If there was any doubt that the hope of overnight celebrity has indeed overshadowed the hope of achieving something substantive in life, then “American Idol” is proof positive. Is there such a void of hope in this country that “American Idol” has replaced Jesus as savior to the downtrodden? I mean, let’s face it, Jesus won’t get you on the cover of People or a reality show.
And those poor people who are so angry or sob uncontrollably. I bet it’s not only because they didn’t move through to the next round. A woman cried in to her cell phone after being rejected, “They crushed my dream.” For some of them, this is all they believe they can do. It’s like in the movie “Precious,” when the teacher asked her what she was good at, and she said, “Nothing.” Many believe that this made-up, marketing machine of a TV show holds the only key to their happiness.
No one has told them that they are smart and beautiful and courageous and have something unique and important to offer the world. Somewhere along the line, we decided that being a star was more important then being smart, being honest, having a career and working hard. In too many cases, no one has told them that education is what matters. An education will never reject you or tell you you’re dreadful. You don’t need a gold ticket if you OWN the show. The key to success is education and hard work. Period.
No one emphasizes that far more people don’t make it than do, and the biggest stars aren’t where they are because a panel of judges deemed them talented. They worked and scratched and hustled for years.
No one has told these young people that they have unique skills in geometry or a foreign language and can be an astronaut or an ambassador one day. No one tells them they can build bridges or fly airplanes or sit on the Supreme Court. Whatever happened to real American Dreams?
If you ask 20 elementary school students what they want to be when they grow up, the standard doctor-lawyer answer that has been around for a generation, has been replaced by entertainer-athlete. Anytime I hear a young person say they want to be an entertainer, I ask, Well, what exactly do you want to do? They NEVER have an answer. And it scares the shit out of me. If I meet one more 30-year-old who’s working on a record deal….

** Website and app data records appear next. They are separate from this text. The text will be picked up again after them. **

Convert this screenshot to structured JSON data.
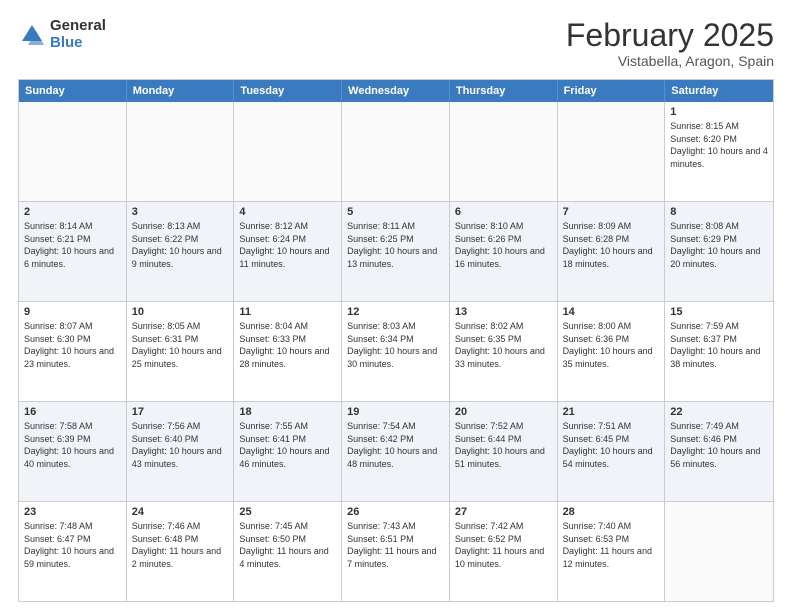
{
  "header": {
    "logo_general": "General",
    "logo_blue": "Blue",
    "title": "February 2025",
    "subtitle": "Vistabella, Aragon, Spain"
  },
  "days_of_week": [
    "Sunday",
    "Monday",
    "Tuesday",
    "Wednesday",
    "Thursday",
    "Friday",
    "Saturday"
  ],
  "weeks": [
    {
      "even": false,
      "days": [
        {
          "num": "",
          "info": ""
        },
        {
          "num": "",
          "info": ""
        },
        {
          "num": "",
          "info": ""
        },
        {
          "num": "",
          "info": ""
        },
        {
          "num": "",
          "info": ""
        },
        {
          "num": "",
          "info": ""
        },
        {
          "num": "1",
          "info": "Sunrise: 8:15 AM\nSunset: 6:20 PM\nDaylight: 10 hours and 4 minutes."
        }
      ]
    },
    {
      "even": true,
      "days": [
        {
          "num": "2",
          "info": "Sunrise: 8:14 AM\nSunset: 6:21 PM\nDaylight: 10 hours and 6 minutes."
        },
        {
          "num": "3",
          "info": "Sunrise: 8:13 AM\nSunset: 6:22 PM\nDaylight: 10 hours and 9 minutes."
        },
        {
          "num": "4",
          "info": "Sunrise: 8:12 AM\nSunset: 6:24 PM\nDaylight: 10 hours and 11 minutes."
        },
        {
          "num": "5",
          "info": "Sunrise: 8:11 AM\nSunset: 6:25 PM\nDaylight: 10 hours and 13 minutes."
        },
        {
          "num": "6",
          "info": "Sunrise: 8:10 AM\nSunset: 6:26 PM\nDaylight: 10 hours and 16 minutes."
        },
        {
          "num": "7",
          "info": "Sunrise: 8:09 AM\nSunset: 6:28 PM\nDaylight: 10 hours and 18 minutes."
        },
        {
          "num": "8",
          "info": "Sunrise: 8:08 AM\nSunset: 6:29 PM\nDaylight: 10 hours and 20 minutes."
        }
      ]
    },
    {
      "even": false,
      "days": [
        {
          "num": "9",
          "info": "Sunrise: 8:07 AM\nSunset: 6:30 PM\nDaylight: 10 hours and 23 minutes."
        },
        {
          "num": "10",
          "info": "Sunrise: 8:05 AM\nSunset: 6:31 PM\nDaylight: 10 hours and 25 minutes."
        },
        {
          "num": "11",
          "info": "Sunrise: 8:04 AM\nSunset: 6:33 PM\nDaylight: 10 hours and 28 minutes."
        },
        {
          "num": "12",
          "info": "Sunrise: 8:03 AM\nSunset: 6:34 PM\nDaylight: 10 hours and 30 minutes."
        },
        {
          "num": "13",
          "info": "Sunrise: 8:02 AM\nSunset: 6:35 PM\nDaylight: 10 hours and 33 minutes."
        },
        {
          "num": "14",
          "info": "Sunrise: 8:00 AM\nSunset: 6:36 PM\nDaylight: 10 hours and 35 minutes."
        },
        {
          "num": "15",
          "info": "Sunrise: 7:59 AM\nSunset: 6:37 PM\nDaylight: 10 hours and 38 minutes."
        }
      ]
    },
    {
      "even": true,
      "days": [
        {
          "num": "16",
          "info": "Sunrise: 7:58 AM\nSunset: 6:39 PM\nDaylight: 10 hours and 40 minutes."
        },
        {
          "num": "17",
          "info": "Sunrise: 7:56 AM\nSunset: 6:40 PM\nDaylight: 10 hours and 43 minutes."
        },
        {
          "num": "18",
          "info": "Sunrise: 7:55 AM\nSunset: 6:41 PM\nDaylight: 10 hours and 46 minutes."
        },
        {
          "num": "19",
          "info": "Sunrise: 7:54 AM\nSunset: 6:42 PM\nDaylight: 10 hours and 48 minutes."
        },
        {
          "num": "20",
          "info": "Sunrise: 7:52 AM\nSunset: 6:44 PM\nDaylight: 10 hours and 51 minutes."
        },
        {
          "num": "21",
          "info": "Sunrise: 7:51 AM\nSunset: 6:45 PM\nDaylight: 10 hours and 54 minutes."
        },
        {
          "num": "22",
          "info": "Sunrise: 7:49 AM\nSunset: 6:46 PM\nDaylight: 10 hours and 56 minutes."
        }
      ]
    },
    {
      "even": false,
      "days": [
        {
          "num": "23",
          "info": "Sunrise: 7:48 AM\nSunset: 6:47 PM\nDaylight: 10 hours and 59 minutes."
        },
        {
          "num": "24",
          "info": "Sunrise: 7:46 AM\nSunset: 6:48 PM\nDaylight: 11 hours and 2 minutes."
        },
        {
          "num": "25",
          "info": "Sunrise: 7:45 AM\nSunset: 6:50 PM\nDaylight: 11 hours and 4 minutes."
        },
        {
          "num": "26",
          "info": "Sunrise: 7:43 AM\nSunset: 6:51 PM\nDaylight: 11 hours and 7 minutes."
        },
        {
          "num": "27",
          "info": "Sunrise: 7:42 AM\nSunset: 6:52 PM\nDaylight: 11 hours and 10 minutes."
        },
        {
          "num": "28",
          "info": "Sunrise: 7:40 AM\nSunset: 6:53 PM\nDaylight: 11 hours and 12 minutes."
        },
        {
          "num": "",
          "info": ""
        }
      ]
    }
  ]
}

Just as Barack Obama brings a message of hope to his presidency, I can’t help but watch “American Idol” and lament that this is the extent of hope for so many. We have lost those dreams of peace on earth and good will to men. Of family, of achievement, of community, of ending world hunger. To hell with all that. That stuff is hard.
We just want to go to Hollywood.